"...the most brilliant marketing mind of all belonged to Marshall McLuhan. Understanding Media is a timeless analysis of how language, speech and technology shape human behavior in the era of mass communication. The book is a cautionary tale for marketers today who hear the Web's siren call and ignore the power of the spoken word." Wall Street Journal

Editorial reviews
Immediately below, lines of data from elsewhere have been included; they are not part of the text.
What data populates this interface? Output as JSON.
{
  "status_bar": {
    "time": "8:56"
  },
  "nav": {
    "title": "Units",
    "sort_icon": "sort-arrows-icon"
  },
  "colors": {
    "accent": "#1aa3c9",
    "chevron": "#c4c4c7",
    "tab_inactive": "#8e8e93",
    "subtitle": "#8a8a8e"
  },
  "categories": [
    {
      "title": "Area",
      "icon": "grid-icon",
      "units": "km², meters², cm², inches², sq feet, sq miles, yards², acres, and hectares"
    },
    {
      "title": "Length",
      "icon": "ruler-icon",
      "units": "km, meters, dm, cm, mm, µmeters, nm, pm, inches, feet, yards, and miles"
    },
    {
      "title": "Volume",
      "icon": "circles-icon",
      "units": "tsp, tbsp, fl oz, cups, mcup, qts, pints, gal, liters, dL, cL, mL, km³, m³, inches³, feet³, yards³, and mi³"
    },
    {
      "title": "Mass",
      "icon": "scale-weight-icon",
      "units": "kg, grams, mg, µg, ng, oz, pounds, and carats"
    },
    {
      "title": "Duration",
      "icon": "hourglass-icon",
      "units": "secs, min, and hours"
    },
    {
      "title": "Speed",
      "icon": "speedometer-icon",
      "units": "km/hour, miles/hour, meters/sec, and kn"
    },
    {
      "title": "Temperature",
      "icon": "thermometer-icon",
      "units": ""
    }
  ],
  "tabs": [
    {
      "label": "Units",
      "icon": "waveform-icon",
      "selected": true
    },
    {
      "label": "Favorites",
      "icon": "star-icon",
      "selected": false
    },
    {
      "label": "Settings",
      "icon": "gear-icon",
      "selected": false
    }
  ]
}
The Director of the Center for the Study of the Extensions of Man at the University of Toronto, Marshall MoLuhan here investigates the psychic and social consequences of technological media on man and his societies. The medium itself, rather than the content, is the message, he asserts, and turns to inspect the manner in which it affects us. He extends his inquiry beyond the expected media of print, radio, television, telephone to include "the mechanical bride" - the automobile, clothing - "our extended skin," money, clocks, housing. He differentiates between the cool and hot media, the former leaving more for the participant or user to do, the latter more comprehensive in its content - and indicates how these affect diversely the tribal or the individualistic culture. His insights into the nature of our society, the role the media play in it, the meaning of media, the actualities of the cold war (again that temperature reading is important) are provocative and brilliant. The printed word, however, is a cold medium, and this book requires concentrated reader application for reward. (Kirkus Reviews)